  • 28. Run it! (use Run As -> Android Application on the project right click menu again)Solution and Next StepsYou can see the solution to this exercise in Notepadv3Solution from the zip file to compare with your own.When you are ready, move on to the Tutorial Extra Credit exercise, where you can use the Eclipse debugger toexamine the life-cycle events as they happen.Notepad Extra CreditIn this exercise, you will use the debugger to look at the work you did in Exercise 3. This exercisedemonstrates: How to set breakpoints to observe execution How to run your application in debug mode[Exercise 1] [Exercise 2] [Exercise 3] [Extra Credit]Step 1Using the working Notepadv3, put breakpoints in the code at the beginning of the onCreate(), onPause(),onSaveInstanceState() and onResume() methods in the NoteEdit class (if you are not familiar withEclipse, just right click in the narrow grey border on the left of the edit window at the line you want abreakpoint, and select Toggle Breakpoint, you should see a blue dot appear).Step 2Now start the notepad demo in debug mode: a. Right click on the Notepadv3 project and from the Debug menu select Debug As -> Android Application. b. The Android emulator should say "waiting for debugger to connect" briefly and then run the application. c. If it gets stuck on the waiting... screen, quit the emulator and Eclipse, from the command line do an adb kill-server, and then restart Eclipse and try again.Step 3When you edit or create a new note you should see the breakpoints getting hit and the execution stopping.Step 4Hit the Resume button to let execution continue (yellow rectangle with a green triangle to its right in theEclipse toolbars near the top). A7, Stephanos Tower, Eachamukku, Kakkanadu,Kochi
  • 29. Step 5Experiment a bit with the confirm and back buttons, and try pressing Home and making other mode changes.Watch what life-cycle events are generated and when.The Android Eclipse plugin not only offers excellent debugging support for your application development, butalso superb profiling support.
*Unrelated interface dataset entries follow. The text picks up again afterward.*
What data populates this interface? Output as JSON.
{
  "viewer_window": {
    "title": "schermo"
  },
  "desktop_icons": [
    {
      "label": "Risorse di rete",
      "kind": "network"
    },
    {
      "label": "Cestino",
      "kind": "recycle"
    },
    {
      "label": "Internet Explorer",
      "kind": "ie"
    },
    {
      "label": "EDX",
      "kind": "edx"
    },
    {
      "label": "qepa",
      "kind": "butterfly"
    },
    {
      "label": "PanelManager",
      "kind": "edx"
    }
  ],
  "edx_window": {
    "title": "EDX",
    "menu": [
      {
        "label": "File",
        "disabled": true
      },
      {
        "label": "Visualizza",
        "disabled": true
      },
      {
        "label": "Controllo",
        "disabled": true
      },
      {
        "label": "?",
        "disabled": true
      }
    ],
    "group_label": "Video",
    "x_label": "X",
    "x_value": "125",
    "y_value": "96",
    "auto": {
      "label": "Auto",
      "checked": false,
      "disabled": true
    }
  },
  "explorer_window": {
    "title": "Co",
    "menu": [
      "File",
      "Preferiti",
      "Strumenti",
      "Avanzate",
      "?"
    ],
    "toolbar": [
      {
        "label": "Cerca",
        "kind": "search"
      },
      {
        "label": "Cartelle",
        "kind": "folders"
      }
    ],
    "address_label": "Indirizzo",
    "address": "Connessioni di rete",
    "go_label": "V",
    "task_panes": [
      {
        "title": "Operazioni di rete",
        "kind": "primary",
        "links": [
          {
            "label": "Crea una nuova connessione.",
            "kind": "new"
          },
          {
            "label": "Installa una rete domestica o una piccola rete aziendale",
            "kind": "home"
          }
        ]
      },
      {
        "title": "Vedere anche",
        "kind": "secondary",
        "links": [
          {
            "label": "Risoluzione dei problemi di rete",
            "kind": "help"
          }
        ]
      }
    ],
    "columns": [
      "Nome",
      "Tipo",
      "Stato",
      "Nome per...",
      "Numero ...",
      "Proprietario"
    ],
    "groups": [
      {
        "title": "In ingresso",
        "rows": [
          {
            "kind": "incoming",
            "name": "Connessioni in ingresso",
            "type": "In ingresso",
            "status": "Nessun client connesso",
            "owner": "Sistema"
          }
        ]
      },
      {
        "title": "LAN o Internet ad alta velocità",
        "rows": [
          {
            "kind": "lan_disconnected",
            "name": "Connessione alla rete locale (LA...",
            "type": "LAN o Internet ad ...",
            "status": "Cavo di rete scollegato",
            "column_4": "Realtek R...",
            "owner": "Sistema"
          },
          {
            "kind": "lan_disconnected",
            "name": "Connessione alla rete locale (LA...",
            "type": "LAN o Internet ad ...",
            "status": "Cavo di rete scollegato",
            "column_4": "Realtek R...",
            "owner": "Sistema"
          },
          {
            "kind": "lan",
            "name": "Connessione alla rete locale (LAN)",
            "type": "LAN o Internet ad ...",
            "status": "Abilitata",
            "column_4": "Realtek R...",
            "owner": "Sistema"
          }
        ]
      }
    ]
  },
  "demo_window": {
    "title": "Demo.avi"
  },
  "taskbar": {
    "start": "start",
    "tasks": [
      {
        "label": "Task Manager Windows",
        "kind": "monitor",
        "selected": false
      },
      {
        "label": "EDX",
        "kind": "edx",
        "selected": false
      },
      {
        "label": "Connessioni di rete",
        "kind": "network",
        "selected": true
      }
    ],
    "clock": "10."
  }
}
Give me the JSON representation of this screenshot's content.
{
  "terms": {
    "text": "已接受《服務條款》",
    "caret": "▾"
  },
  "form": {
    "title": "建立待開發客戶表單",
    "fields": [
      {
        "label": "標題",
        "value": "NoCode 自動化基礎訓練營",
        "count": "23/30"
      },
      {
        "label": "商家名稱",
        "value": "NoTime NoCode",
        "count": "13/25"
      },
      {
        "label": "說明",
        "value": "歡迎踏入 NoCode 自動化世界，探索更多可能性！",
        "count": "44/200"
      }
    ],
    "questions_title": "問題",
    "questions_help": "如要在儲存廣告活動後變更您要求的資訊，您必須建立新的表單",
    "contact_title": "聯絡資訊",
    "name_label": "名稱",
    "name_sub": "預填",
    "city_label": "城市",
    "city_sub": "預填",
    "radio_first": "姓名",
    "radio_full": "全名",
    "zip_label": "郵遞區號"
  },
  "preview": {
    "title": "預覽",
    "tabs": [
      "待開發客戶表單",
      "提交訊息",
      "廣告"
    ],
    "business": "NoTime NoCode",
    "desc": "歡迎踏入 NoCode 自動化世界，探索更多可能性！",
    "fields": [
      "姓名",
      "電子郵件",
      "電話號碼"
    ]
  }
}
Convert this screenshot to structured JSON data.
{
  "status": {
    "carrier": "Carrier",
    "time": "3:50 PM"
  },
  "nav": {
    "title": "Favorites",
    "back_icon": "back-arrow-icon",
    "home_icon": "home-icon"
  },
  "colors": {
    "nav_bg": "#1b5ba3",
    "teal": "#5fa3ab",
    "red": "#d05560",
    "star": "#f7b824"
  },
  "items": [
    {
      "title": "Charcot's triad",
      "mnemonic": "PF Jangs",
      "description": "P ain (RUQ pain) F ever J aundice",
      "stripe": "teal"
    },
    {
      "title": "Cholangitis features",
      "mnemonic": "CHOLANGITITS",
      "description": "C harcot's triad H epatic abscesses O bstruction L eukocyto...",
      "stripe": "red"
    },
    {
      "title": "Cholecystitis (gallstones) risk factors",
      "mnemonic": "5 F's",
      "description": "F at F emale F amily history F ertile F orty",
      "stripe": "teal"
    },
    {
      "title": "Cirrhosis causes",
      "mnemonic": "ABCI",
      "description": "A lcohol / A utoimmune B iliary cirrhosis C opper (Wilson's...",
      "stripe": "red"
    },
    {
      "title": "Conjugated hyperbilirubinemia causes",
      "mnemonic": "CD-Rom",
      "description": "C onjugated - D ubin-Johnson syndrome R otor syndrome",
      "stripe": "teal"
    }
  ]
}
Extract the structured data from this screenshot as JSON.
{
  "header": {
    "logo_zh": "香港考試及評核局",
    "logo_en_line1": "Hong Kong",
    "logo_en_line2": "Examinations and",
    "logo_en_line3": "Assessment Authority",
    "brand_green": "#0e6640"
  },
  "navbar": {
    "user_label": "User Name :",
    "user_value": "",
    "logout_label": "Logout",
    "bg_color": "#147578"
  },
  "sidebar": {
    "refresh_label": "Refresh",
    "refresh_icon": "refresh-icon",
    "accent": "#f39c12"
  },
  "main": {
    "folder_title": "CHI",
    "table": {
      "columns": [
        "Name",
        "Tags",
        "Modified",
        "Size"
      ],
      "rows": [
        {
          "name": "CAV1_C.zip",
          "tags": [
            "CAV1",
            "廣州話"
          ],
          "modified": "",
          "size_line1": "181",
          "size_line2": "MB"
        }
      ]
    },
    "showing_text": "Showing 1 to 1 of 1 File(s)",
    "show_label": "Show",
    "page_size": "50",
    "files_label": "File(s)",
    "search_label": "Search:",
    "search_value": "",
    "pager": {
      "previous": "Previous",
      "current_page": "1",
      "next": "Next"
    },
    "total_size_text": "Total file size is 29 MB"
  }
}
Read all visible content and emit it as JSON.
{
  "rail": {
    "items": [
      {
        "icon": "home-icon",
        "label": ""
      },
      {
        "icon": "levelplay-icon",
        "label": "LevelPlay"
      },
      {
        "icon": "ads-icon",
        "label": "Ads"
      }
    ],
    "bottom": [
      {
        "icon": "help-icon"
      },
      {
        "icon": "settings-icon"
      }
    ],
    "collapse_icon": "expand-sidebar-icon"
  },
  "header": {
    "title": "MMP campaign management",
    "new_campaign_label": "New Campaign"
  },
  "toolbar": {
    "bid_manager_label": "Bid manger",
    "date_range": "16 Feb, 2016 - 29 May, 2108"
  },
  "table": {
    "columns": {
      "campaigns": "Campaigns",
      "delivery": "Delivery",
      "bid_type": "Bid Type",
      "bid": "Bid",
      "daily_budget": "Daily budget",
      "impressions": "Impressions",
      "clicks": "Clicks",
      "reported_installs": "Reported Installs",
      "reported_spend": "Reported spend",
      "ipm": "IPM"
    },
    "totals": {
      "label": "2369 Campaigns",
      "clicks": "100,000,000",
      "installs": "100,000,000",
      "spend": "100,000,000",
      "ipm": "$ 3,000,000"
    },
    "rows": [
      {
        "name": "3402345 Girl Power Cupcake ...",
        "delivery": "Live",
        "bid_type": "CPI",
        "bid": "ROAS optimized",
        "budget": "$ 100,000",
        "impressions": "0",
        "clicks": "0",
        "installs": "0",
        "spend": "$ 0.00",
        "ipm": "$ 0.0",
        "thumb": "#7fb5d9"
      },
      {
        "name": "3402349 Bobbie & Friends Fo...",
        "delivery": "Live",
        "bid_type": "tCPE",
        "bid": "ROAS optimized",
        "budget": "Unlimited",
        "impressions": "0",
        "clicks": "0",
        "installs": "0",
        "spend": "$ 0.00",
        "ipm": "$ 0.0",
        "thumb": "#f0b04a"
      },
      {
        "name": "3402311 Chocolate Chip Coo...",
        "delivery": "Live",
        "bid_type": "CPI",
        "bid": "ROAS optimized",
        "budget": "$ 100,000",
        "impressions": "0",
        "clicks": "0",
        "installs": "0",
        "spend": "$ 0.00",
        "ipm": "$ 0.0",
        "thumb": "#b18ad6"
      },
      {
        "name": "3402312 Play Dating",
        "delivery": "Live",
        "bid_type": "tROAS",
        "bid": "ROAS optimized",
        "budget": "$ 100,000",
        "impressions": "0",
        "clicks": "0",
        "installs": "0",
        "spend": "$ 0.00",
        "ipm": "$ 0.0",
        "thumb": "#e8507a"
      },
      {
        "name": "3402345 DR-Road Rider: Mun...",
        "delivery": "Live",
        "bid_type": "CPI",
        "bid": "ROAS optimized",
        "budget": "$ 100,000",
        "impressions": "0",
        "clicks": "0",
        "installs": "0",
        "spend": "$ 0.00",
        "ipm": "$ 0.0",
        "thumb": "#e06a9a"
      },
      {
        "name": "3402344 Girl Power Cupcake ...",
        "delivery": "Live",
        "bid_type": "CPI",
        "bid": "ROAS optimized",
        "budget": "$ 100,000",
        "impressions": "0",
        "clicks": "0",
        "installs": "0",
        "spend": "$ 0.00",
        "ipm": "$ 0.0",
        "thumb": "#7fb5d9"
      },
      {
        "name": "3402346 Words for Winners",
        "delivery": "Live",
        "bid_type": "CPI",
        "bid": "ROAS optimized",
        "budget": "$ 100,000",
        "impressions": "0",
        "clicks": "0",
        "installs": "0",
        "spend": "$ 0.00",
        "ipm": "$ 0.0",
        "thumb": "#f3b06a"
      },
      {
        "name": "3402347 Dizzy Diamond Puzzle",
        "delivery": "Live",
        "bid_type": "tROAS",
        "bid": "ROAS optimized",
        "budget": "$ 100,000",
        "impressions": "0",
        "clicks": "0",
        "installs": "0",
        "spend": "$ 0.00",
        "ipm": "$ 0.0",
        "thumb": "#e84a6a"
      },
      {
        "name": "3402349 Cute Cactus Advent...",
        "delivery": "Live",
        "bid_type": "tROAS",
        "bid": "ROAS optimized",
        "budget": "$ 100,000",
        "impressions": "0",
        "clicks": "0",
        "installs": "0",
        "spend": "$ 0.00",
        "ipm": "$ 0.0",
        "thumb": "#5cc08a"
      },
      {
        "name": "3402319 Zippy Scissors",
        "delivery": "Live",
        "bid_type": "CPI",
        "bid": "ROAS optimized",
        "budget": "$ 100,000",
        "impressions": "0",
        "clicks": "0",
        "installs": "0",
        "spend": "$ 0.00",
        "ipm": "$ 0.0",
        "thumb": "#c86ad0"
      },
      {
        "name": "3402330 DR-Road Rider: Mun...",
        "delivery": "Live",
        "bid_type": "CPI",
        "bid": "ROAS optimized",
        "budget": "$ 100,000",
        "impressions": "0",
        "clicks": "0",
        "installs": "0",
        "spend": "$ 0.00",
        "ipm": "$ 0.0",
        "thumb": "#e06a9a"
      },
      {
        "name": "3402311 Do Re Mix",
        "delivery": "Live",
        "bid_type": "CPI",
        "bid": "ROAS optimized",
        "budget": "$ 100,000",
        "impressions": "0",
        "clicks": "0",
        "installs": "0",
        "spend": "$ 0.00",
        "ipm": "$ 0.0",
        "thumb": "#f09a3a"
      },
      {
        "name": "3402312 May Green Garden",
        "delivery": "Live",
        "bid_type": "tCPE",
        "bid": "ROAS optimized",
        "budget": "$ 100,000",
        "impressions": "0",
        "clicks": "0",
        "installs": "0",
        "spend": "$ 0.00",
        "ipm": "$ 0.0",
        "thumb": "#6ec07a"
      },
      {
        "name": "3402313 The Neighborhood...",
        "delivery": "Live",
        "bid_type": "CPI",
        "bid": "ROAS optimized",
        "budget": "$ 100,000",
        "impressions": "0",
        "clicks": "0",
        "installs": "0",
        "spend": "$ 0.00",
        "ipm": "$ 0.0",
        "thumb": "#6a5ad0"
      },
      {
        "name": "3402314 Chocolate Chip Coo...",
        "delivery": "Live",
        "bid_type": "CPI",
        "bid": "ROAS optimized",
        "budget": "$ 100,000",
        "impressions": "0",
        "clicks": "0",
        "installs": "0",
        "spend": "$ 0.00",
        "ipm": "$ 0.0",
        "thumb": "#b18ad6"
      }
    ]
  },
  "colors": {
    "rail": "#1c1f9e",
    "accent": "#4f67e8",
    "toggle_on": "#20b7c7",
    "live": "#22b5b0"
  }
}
You can also try using Traceview to profile your application. If your applicationis running too slow, this can help you find the bottlenecks and fix them. A7, Stephanos Tower, Eachamukku, Kakkanadu,Kochi